Central bank’s May OPR cut provides boost to retail lending, says deputy minister

pic by TMR

BANK Negara Malaysia’s (BNM) decision to cut the Overnight Policy Rate (OPR) by 25 basis points (bps) to 3% in May has led to a spike in retail loans after local lenders lowered their interest rates by 25bps.

Deputy Finance Minister Datuk Amiruddin Hamzah (picture) said the number of retail loans approved in May had increased by 13% from a decline of 1% last April.

He said this is shown in the higher sales of motorcycles and passenger vehicles over the same period, which rose 7.8% and 23.3% respectively.

Additionally, he said the lower base rates and base loan rates have contributed to lower loan repayments. In May, loan repayment stood lower at -6.8% against -0.4% in the prior month.

Amiruddin said the decline in repayment has a positive impact on private investment and public spending activities. He added that lower monthly instalments would add more disposable income and reduce the costs of doing business.

“The government is always taking proactive measures to ensure that the country’s economy remains strong and resilient to stimulate investment activities and domestic spending,” he told the Dewan Rakyat yesterday.

Amiruddin was responding to a question from Datuk Seri Ahmad Hamzah (Barisan Nasional-Jasin) who inquired about the effectiveness of the OPR rate cut on local investment and spending activities amid heightened global risks.

The central bank lowered the OPR to 3% from 3.25% previously, marking the first cut in nearly three years on downside risks to growth and potential squeezes in financial conditions.

The decision was made at the Monetary Policy Committee’s (MPC) meeting in May, where the ceiling and floor rates of the corridor for the OPR were correspondingly reduced to 3.25% and 2.75% respectively, from 3.5% and 3% previously.

BNM said the baseline projection is for the Malaysian economy to grow within the projected range of 4.3% to 4.8%. However, it said headwinds from increased uncertainties in the global and domestic environments, trade tensions and extended weakness in commodity-related sectors are expected.

“Although the tightening in global financial conditions has eased somewhat, heightened policy uncertainties could lead to sharp financial market adjustments, further weighing on the overall outlook,” the monetary authority said in a statement.

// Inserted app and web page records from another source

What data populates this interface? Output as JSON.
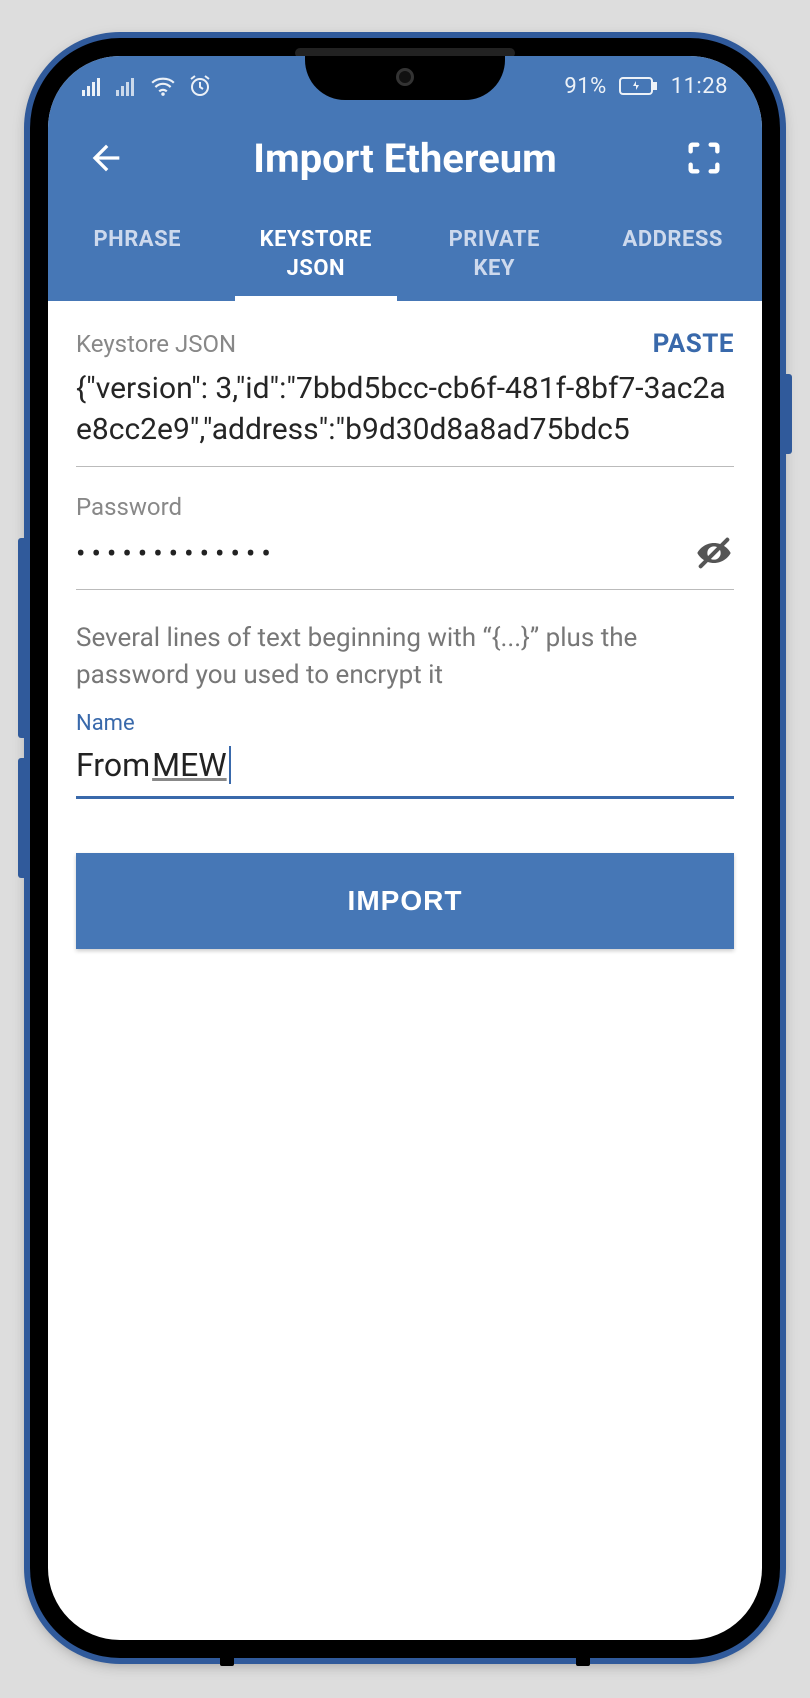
{
  "status": {
    "battery": "91%",
    "time": "11:28"
  },
  "appbar": {
    "title": "Import Ethereum"
  },
  "tabs": [
    {
      "label": "PHRASE"
    },
    {
      "label": "KEYSTORE JSON"
    },
    {
      "label": "PRIVATE KEY"
    },
    {
      "label": "ADDRESS"
    }
  ],
  "active_tab_index": 1,
  "fields": {
    "keystore": {
      "label": "Keystore JSON",
      "paste_label": "PASTE",
      "value": "{\"version\": 3,\"id\":\"7bbd5bcc-cb6f-481f-8bf7-3ac2ae8cc2e9\",\"address\":\"b9d30d8a8ad75bdc5"
    },
    "password": {
      "label": "Password",
      "mask": "•••••••••••••"
    },
    "hint": "Several lines of text beginning with “{...}” plus the password you used to encrypt it",
    "name": {
      "label": "Name",
      "value_prefix": "From ",
      "value_underlined": "MEW"
    }
  },
  "import_button": "IMPORT",
  "colors": {
    "primary": "#4677b6",
    "accent": "#3969ab"
  }
}
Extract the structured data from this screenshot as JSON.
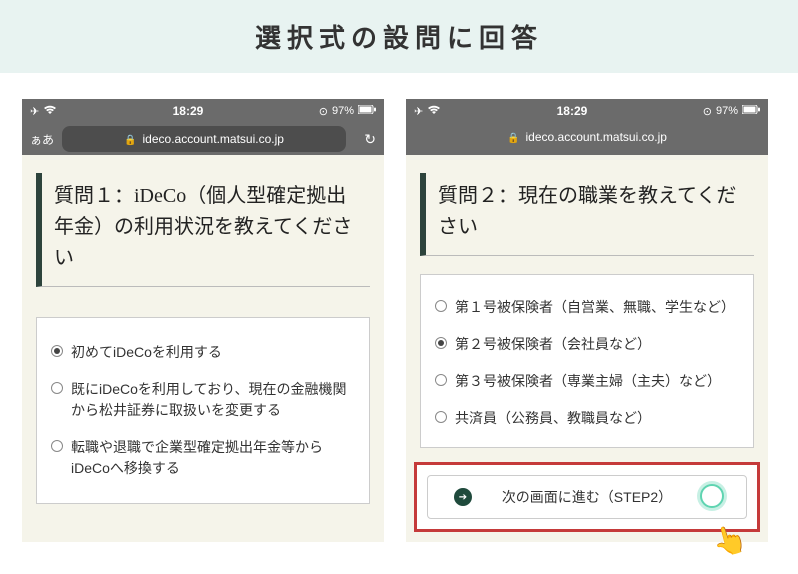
{
  "header": {
    "title": "選択式の設問に回答"
  },
  "left": {
    "statusbar": {
      "time": "18:29",
      "battery": "97%"
    },
    "addressbar": {
      "mode": "ぁあ",
      "url": "ideco.account.matsui.co.jp"
    },
    "question_title": "質問１：iDeCo（個人型確定拠出年金）の利用状況を教えてください",
    "options": [
      {
        "label": "初めてiDeCoを利用する",
        "selected": true
      },
      {
        "label": "既にiDeCoを利用しており、現在の金融機関から松井証券に取扱いを変更する",
        "selected": false
      },
      {
        "label": "転職や退職で企業型確定拠出年金等からiDeCoへ移換する",
        "selected": false
      }
    ]
  },
  "right": {
    "statusbar": {
      "time": "18:29",
      "battery": "97%"
    },
    "addressbar": {
      "url": "ideco.account.matsui.co.jp"
    },
    "question_title": "質問２：現在の職業を教えてください",
    "options": [
      {
        "label": "第１号被保険者（自営業、無職、学生など）",
        "selected": false
      },
      {
        "label": "第２号被保険者（会社員など）",
        "selected": true
      },
      {
        "label": "第３号被保険者（専業主婦（主夫）など）",
        "selected": false
      },
      {
        "label": "共済員（公務員、教職員など）",
        "selected": false
      }
    ],
    "next_button": "次の画面に進む（STEP2）"
  }
}
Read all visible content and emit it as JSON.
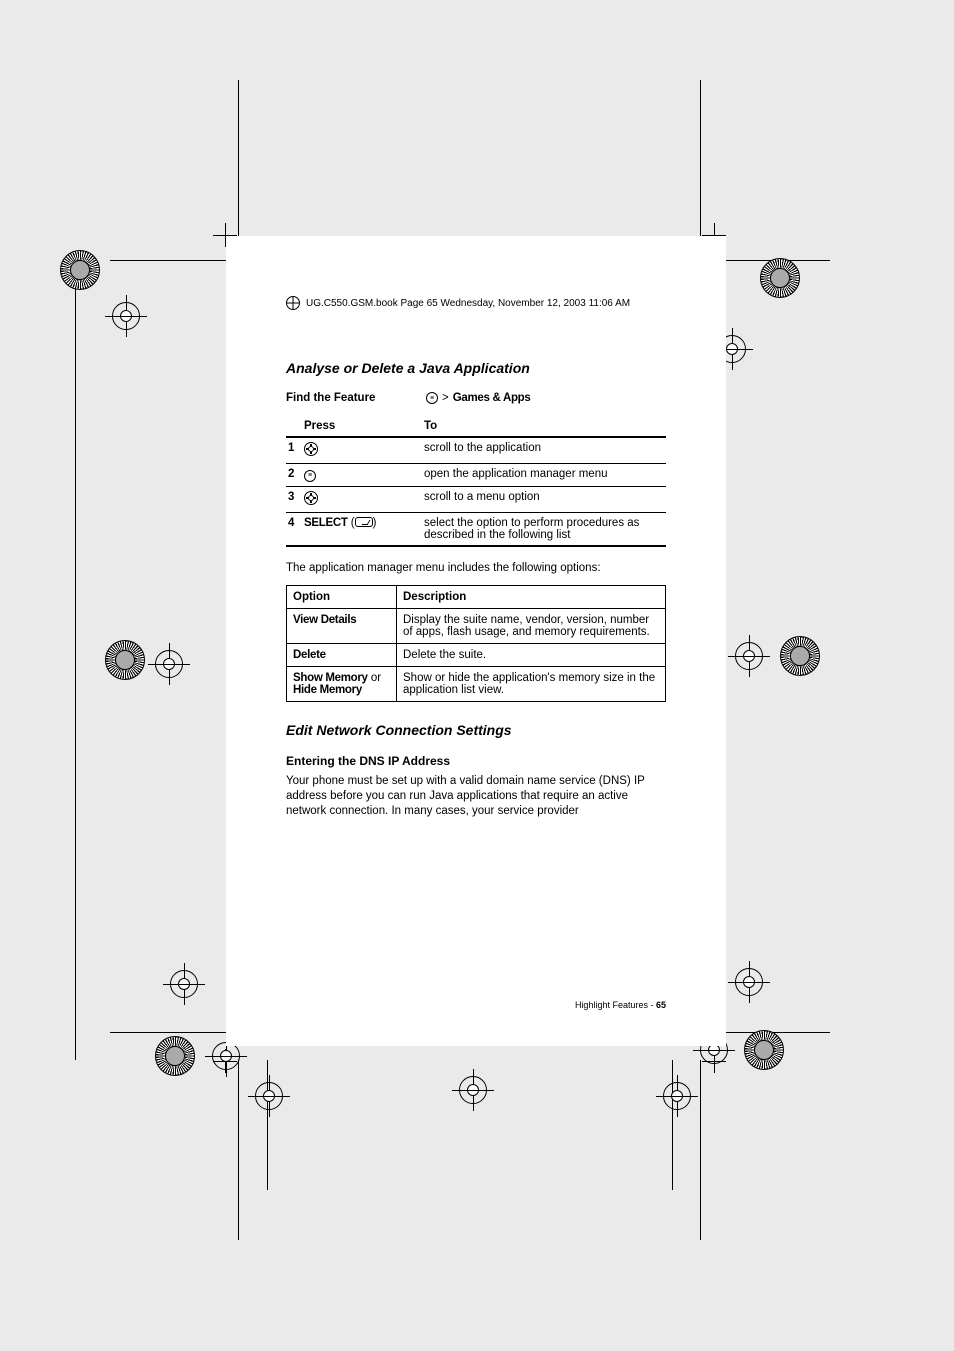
{
  "header_line": "UG.C550.GSM.book  Page 65  Wednesday, November 12, 2003  11:06 AM",
  "section1_title": "Analyse or Delete a Java Application",
  "find_feature_label": "Find the Feature",
  "menu_path": "Games & Apps",
  "gt": ">",
  "steps_head_press": "Press",
  "steps_head_to": "To",
  "steps": [
    {
      "num": "1",
      "press_icon": "nav",
      "press_text": "",
      "to": "scroll to the application"
    },
    {
      "num": "2",
      "press_icon": "menu",
      "press_text": "",
      "to": "open the application manager menu"
    },
    {
      "num": "3",
      "press_icon": "nav",
      "press_text": "",
      "to": "scroll to a menu option"
    },
    {
      "num": "4",
      "press_icon": "soft",
      "press_text": "SELECT",
      "to": "select the option to perform procedures as described in the following list"
    }
  ],
  "intro_para": "The application manager menu includes the following options:",
  "options_head_option": "Option",
  "options_head_desc": "Description",
  "options": [
    {
      "opt": "View Details",
      "desc": "Display the suite name, vendor, version, number of apps, flash usage, and memory requirements."
    },
    {
      "opt": "Delete",
      "desc": "Delete the suite."
    },
    {
      "opt": "Show Memory or Hide Memory",
      "opt_plain_or": " or ",
      "opt_a": "Show Memory",
      "opt_b": "Hide Memory",
      "desc": "Show or hide the application's memory size in the application list view."
    }
  ],
  "section2_title": "Edit Network Connection Settings",
  "dns_heading": "Entering the DNS IP Address",
  "dns_para": "Your phone must be set up with a valid domain name service (DNS) IP address before you can run Java applications that require an active network connection. In many cases, your service provider",
  "footer_section": "Highlight Features - ",
  "footer_page": "65",
  "open_paren": "(",
  "close_paren": ")"
}
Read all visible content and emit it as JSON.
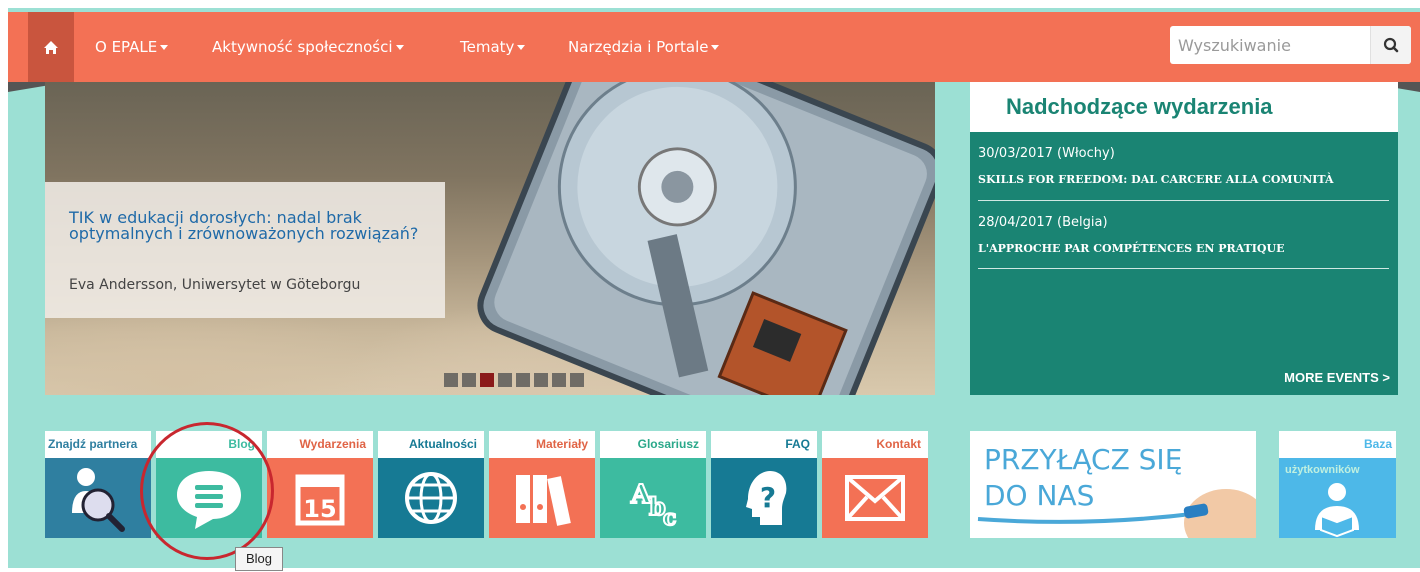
{
  "nav": {
    "items": [
      {
        "label": "O EPALE"
      },
      {
        "label": "Aktywność społeczności"
      },
      {
        "label": "Tematy"
      },
      {
        "label": "Narzędzia i Portale"
      }
    ],
    "search_placeholder": "Wyszukiwanie",
    "home_icon": "home-icon",
    "search_icon": "search-icon"
  },
  "hero": {
    "title": "TIK w edukacji dorosłych: nadal brak optymalnych i zrównoważonych rozwiązań?",
    "author": "Eva Andersson, Uniwersytet w Göteborgu",
    "slide_count": 8,
    "active_slide": 3
  },
  "events": {
    "title": "Nadchodzące wydarzenia",
    "items": [
      {
        "date": "30/03/2017 (Włochy)",
        "name": "SKILLS FOR FREEDOM: DAL CARCERE ALLA COMUNITÀ"
      },
      {
        "date": "28/04/2017 (Belgia)",
        "name": "L'APPROCHE PAR COMPÉTENCES EN PRATIQUE"
      }
    ],
    "more": "MORE EVENTS >"
  },
  "tiles": [
    {
      "label": "Znajdź partnera",
      "color": "#2f7fa0",
      "label_color": "#2f7fa0",
      "icon": "find-partner-icon"
    },
    {
      "label": "Blog",
      "color": "#3dbba0",
      "label_color": "#3dbba0",
      "icon": "chat-bubble-icon"
    },
    {
      "label": "Wydarzenia",
      "color": "#f37155",
      "label_color": "#e06446",
      "icon": "calendar-icon"
    },
    {
      "label": "Aktualności",
      "color": "#167a94",
      "label_color": "#167a94",
      "icon": "globe-icon"
    },
    {
      "label": "Materiały",
      "color": "#f37155",
      "label_color": "#e06446",
      "icon": "binders-icon"
    },
    {
      "label": "Glosariusz",
      "color": "#3dbba0",
      "label_color": "#2aa88a",
      "icon": "abc-icon"
    },
    {
      "label": "FAQ",
      "color": "#167a94",
      "label_color": "#167a94",
      "icon": "question-head-icon"
    },
    {
      "label": "Kontakt",
      "color": "#f37155",
      "label_color": "#e06446",
      "icon": "envelope-icon"
    }
  ],
  "join": {
    "line1": "PRZYŁĄCZ SIĘ",
    "line2": "DO NAS"
  },
  "baza": {
    "label_line1": "Baza",
    "label_line2": "użytkowników",
    "color": "#4db8e8",
    "icon": "reader-icon"
  },
  "tooltip": "Blog",
  "colors": {
    "nav": "#f37155",
    "page_bg": "#9ce0d4",
    "events_bg": "#1a8473"
  }
}
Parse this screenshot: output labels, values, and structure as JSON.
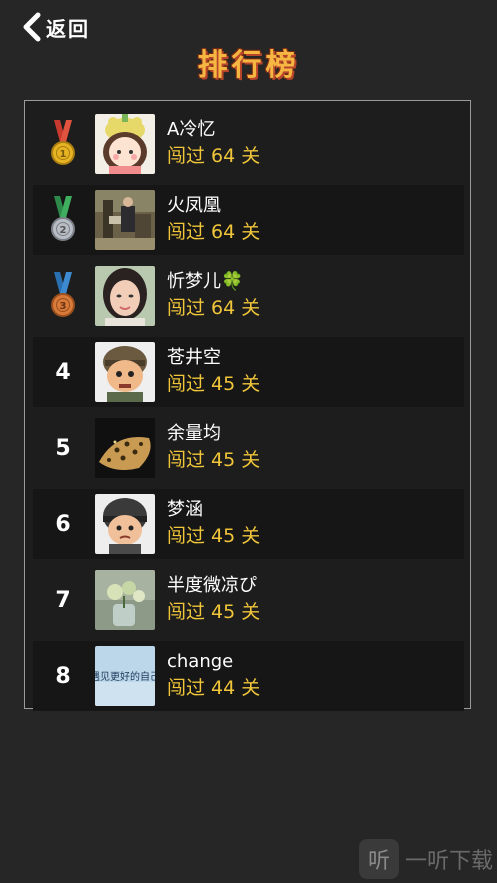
{
  "nav": {
    "back_label": "返回"
  },
  "page": {
    "title": "排行榜"
  },
  "ranking": [
    {
      "rank": "1",
      "name": "A冷忆",
      "score": "闯过 64 关",
      "medal": "gold"
    },
    {
      "rank": "2",
      "name": "火凤凰",
      "score": "闯过 64 关",
      "medal": "silver"
    },
    {
      "rank": "3",
      "name": "忻梦儿🍀",
      "score": "闯过 64 关",
      "medal": "bronze"
    },
    {
      "rank": "4",
      "name": "苍井空",
      "score": "闯过 45 关"
    },
    {
      "rank": "5",
      "name": "余量均",
      "score": "闯过 45 关"
    },
    {
      "rank": "6",
      "name": "梦涵",
      "score": "闯过 45 关"
    },
    {
      "rank": "7",
      "name": "半度微凉ぴ",
      "score": "闯过 45 关"
    },
    {
      "rank": "8",
      "name": "change",
      "score": "闯过 44 关"
    }
  ],
  "avatar_text": {
    "r8": "遇见更好的自己"
  },
  "watermark": {
    "icon": "听",
    "text": "一听下载"
  },
  "colors": {
    "background": "#262626",
    "score": "#f0c53a",
    "title": "#f5b742",
    "gold": "#e6b422",
    "silver": "#b8bcc4",
    "bronze": "#d77a3a"
  }
}
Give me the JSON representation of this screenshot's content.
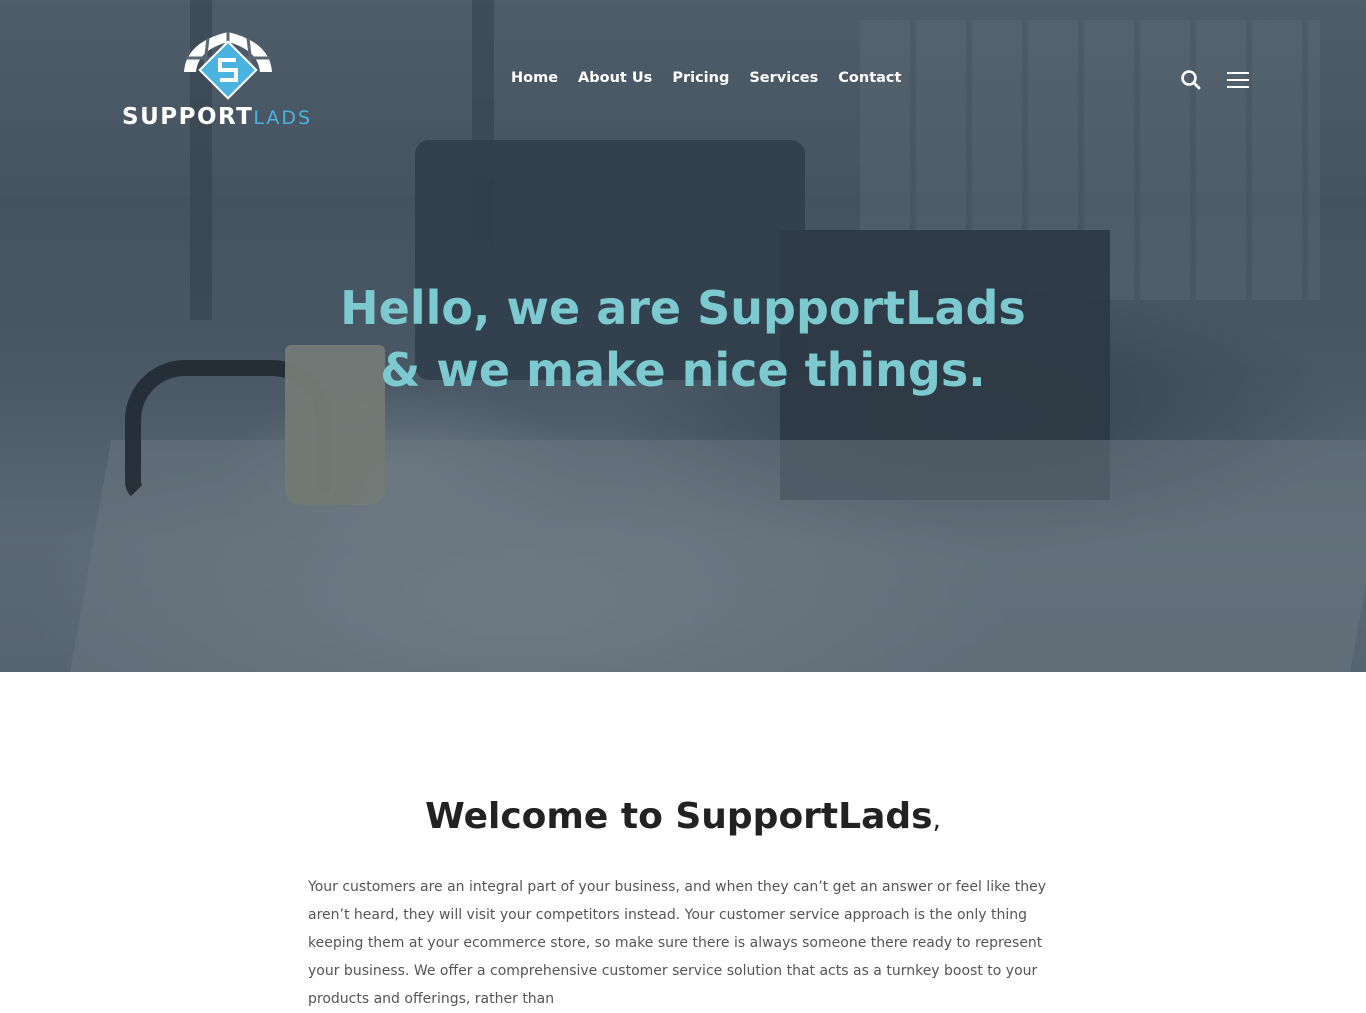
{
  "brand": {
    "name_primary": "SUPPORT",
    "name_secondary": "LADS",
    "logo_icon": "shield-s-logo",
    "primary_color": "#4ab3e0",
    "accent_color": "#7cc9cf"
  },
  "nav": {
    "items": [
      {
        "label": "Home"
      },
      {
        "label": "About Us"
      },
      {
        "label": "Pricing"
      },
      {
        "label": "Services"
      },
      {
        "label": "Contact"
      }
    ],
    "search_icon": "search-icon",
    "menu_icon": "hamburger-menu-icon"
  },
  "hero": {
    "line1": "Hello, we are SupportLads",
    "line2": "& we make nice things."
  },
  "welcome": {
    "title": "Welcome to SupportLads",
    "punct": ",",
    "paragraph": "Your customers are an integral part of your business, and when they can’t get an answer or feel like they aren’t heard, they will visit your competitors instead. Your customer service approach is the only thing keeping them at your ecommerce store, so make sure there is always someone there ready to represent your business. We offer a comprehensive customer service solution that acts as a turnkey boost to your products and offerings, rather than"
  }
}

The MPC will be meeting again today (July 9). A Reuters poll found that BNM will likely hold its benchmark interest rate steady to assess the effects of a rate cut in May and give itself room for more easing if economic growth weakens later this year.